The Liberal Leadership and The Bligh Factor

By John Kananghinis

The current Prime Minister, Tony Abbott, and the fourth Governor of New South Wales, Vice Admiral William Bligh may be separated in their respective tenures by 207 years but they do seem to share a few ‘leadership’ characteristics.

Bligh (yes, the Bligh of the Bounty and progenitor of former Queensland Premier Anna Bligh) was a true master of his profession, an expert navigator, skilled cartographer and a highly regarded naval Captain who served, with distinction in battle, under Nelson.

He was mentored by the famed Captain James Cook and was Sailing Master of the Resolution on Cook’s ill-fated third voyage.

He seemed to be at his best in adversity. Many underestimated him and he lived to prove them wrong. When cast adrift in an open boat, with his small band of loyalists, by the Bounty mutineers led by his chosen first mate and a man he considered a friend, he completed an unthinkable 6,700km journey across the Pacific to arrive, with the loss of only one man, in Timor.

Years later, when the relatively new colony of New South Wales looked to be getting out of hand it was Bligh, known as a sound administrator and strict but fair disciplinarian, who was sent to clean things up. However, his confrontational style quickly put him offside with the colony’s power elite and then with his own troops. The result was the Rum Rebellion of 1808 that saw Bligh marched out of Government House in Parramatta and returned to England.

Bligh was described by some who knew him as an “enlightened naval officer” who had one or two faults. For example he would make “dogmatic judgements which he felt himself entitled to make; and he saw fools about him too easily … he never learnt that you do not make friends of men by insulting them”.

Do I need to highlight the parallels?

Prime Minister Abbott is no doubt a good and capable man, possessing mastery of the combative art of politics. Yet he seems friendless, unlikeable and now subject to ructions within his own team.

He was mentored by a legend of his party and was a faithful lieutenant to Prime Minister Howard even as the 2007 electoral rout became obvious to all.

Subsequently, when things turned a little pear-shaped, the electorate, somewhat reluctantly, turned to him but they have never loved him. And even if they did, as has been proved for millennia, the mob turns easily and quickly.

When the PM made his February 2 (post QLD electoral disaster) speech to the National Press Club he declared that government is not a popularity contest. In today’s political reality that is just plain wrong. Leaders not well regarded by the people will sooner, rather than later, be dispatched by their own side.

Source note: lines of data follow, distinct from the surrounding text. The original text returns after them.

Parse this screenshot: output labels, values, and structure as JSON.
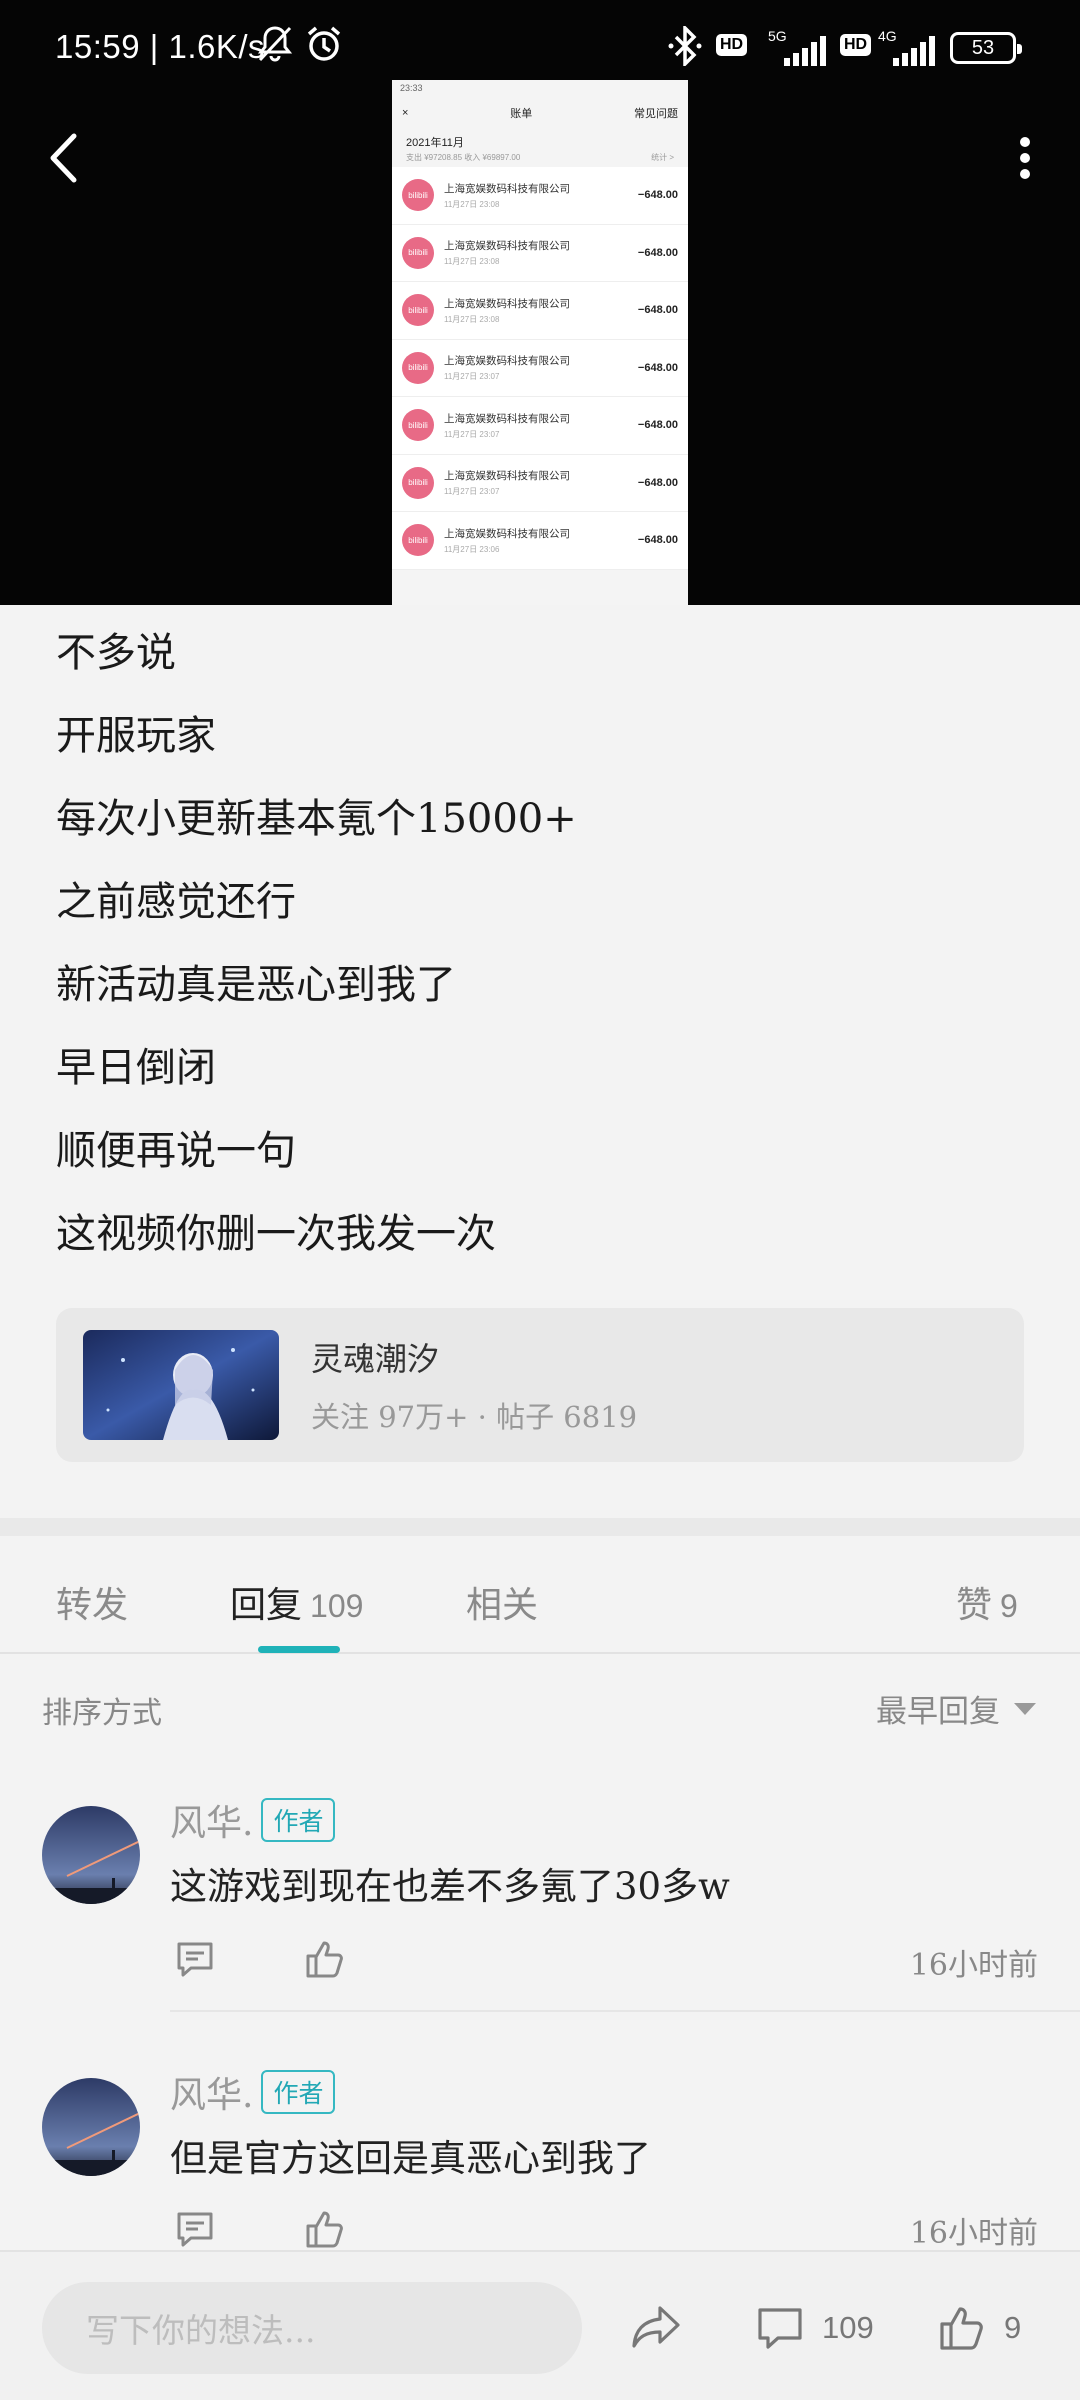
{
  "status_bar": {
    "time": "15:59 | 1.6K/s",
    "net_5g": "5G",
    "net_4g": "4G",
    "hd": "HD",
    "battery": "53",
    "icons": [
      "mute-bell-icon",
      "alarm-icon",
      "bluetooth-icon",
      "signal-icon",
      "battery-icon"
    ]
  },
  "nav": {
    "back_icon": "back-arrow-icon",
    "more_icon": "more-vertical-icon"
  },
  "video_screenshot": {
    "status_time": "23:33",
    "header_title": "账单",
    "header_right": "常见问题",
    "close": "×",
    "month": "2021年11月",
    "summary": "支出 ¥97208.85 收入 ¥69897.00",
    "stats": "统计 >",
    "rows": [
      {
        "avatar": "bilibili",
        "name": "上海宽娱数码科技有限公司",
        "date": "11月27日 23:08",
        "amount": "−648.00"
      },
      {
        "avatar": "bilibili",
        "name": "上海宽娱数码科技有限公司",
        "date": "11月27日 23:08",
        "amount": "−648.00"
      },
      {
        "avatar": "bilibili",
        "name": "上海宽娱数码科技有限公司",
        "date": "11月27日 23:08",
        "amount": "−648.00"
      },
      {
        "avatar": "bilibili",
        "name": "上海宽娱数码科技有限公司",
        "date": "11月27日 23:07",
        "amount": "−648.00"
      },
      {
        "avatar": "bilibili",
        "name": "上海宽娱数码科技有限公司",
        "date": "11月27日 23:07",
        "amount": "−648.00"
      },
      {
        "avatar": "bilibili",
        "name": "上海宽娱数码科技有限公司",
        "date": "11月27日 23:07",
        "amount": "−648.00"
      },
      {
        "avatar": "bilibili",
        "name": "上海宽娱数码科技有限公司",
        "date": "11月27日 23:06",
        "amount": "−648.00"
      }
    ]
  },
  "post": {
    "lines": [
      "不多说",
      "开服玩家",
      "每次小更新基本氪个15000+",
      "之前感觉还行",
      "新活动真是恶心到我了",
      "早日倒闭",
      "顺便再说一句",
      "这视频你删一次我发一次"
    ]
  },
  "forum": {
    "name": "灵魂潮汐",
    "meta": "关注 97万+ · 帖子 6819"
  },
  "tabs": {
    "forward": "转发",
    "reply": "回复",
    "reply_count": "109",
    "related": "相关",
    "like": "赞",
    "like_count": "9"
  },
  "sort": {
    "label": "排序方式",
    "value": "最早回复"
  },
  "comments": [
    {
      "author": "风华.",
      "badge": "作者",
      "text": "这游戏到现在也差不多氪了30多w",
      "time": "16小时前"
    },
    {
      "author": "风华.",
      "badge": "作者",
      "text": "但是官方这回是真恶心到我了",
      "time": "16小时前"
    }
  ],
  "bottom_bar": {
    "placeholder": "写下你的想法...",
    "comment_count": "109",
    "like_count": "9"
  },
  "colors": {
    "accent": "#1fb2b8",
    "background": "#f3f3f3",
    "media_bg": "#050505"
  }
}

The PM’s Press Club address and subsequent interviews also suggest a lack of true understanding of the language of inclusiveness required to take the people with him.

It is difficult to support the claim of being more “consultative and collegial” when he keeps saying “my government… my plan” and referring to “what I will do for you”. Such paternalistic language perhaps betrays that his true view is that the people should leave it all to him as he knows best.

That may sound harsh, but use of language in leadership positions is very important when dealing with an ever more educated and critical electorate (or business workforce).

The PM’s continuing use of such language may suggest that he, like Bligh, cannot help but stick to his dogma and make the “captain’s calls” he feels he is entitled to make, even if they cost him his closest followers.

Inclusive language such as ‘together we will address the challenges of the future’ or even ‘as Australians together we will …” would certainly start to soften his image.

After all Churchill did not say: ‘I will fight them on the beaches …”.

In the end, even though his enemies underestimate him at their peril, it may all be too late for Tony Abbott. Despite the many good things his government has done, or at least begun to do, he may suffer the same fate as William Bligh on the Bounty and in New South Wales two centuries ago, i.e. cast adrift by those he thought to be friends; a great captain in a fight, highly skilled and intelligent, but lacking in the necessary common touch and flexibility to keep the rank and file by his side for the long term.

It may be that our current Prime Minister is closer in character to Admiral William Bligh than he would care to admit.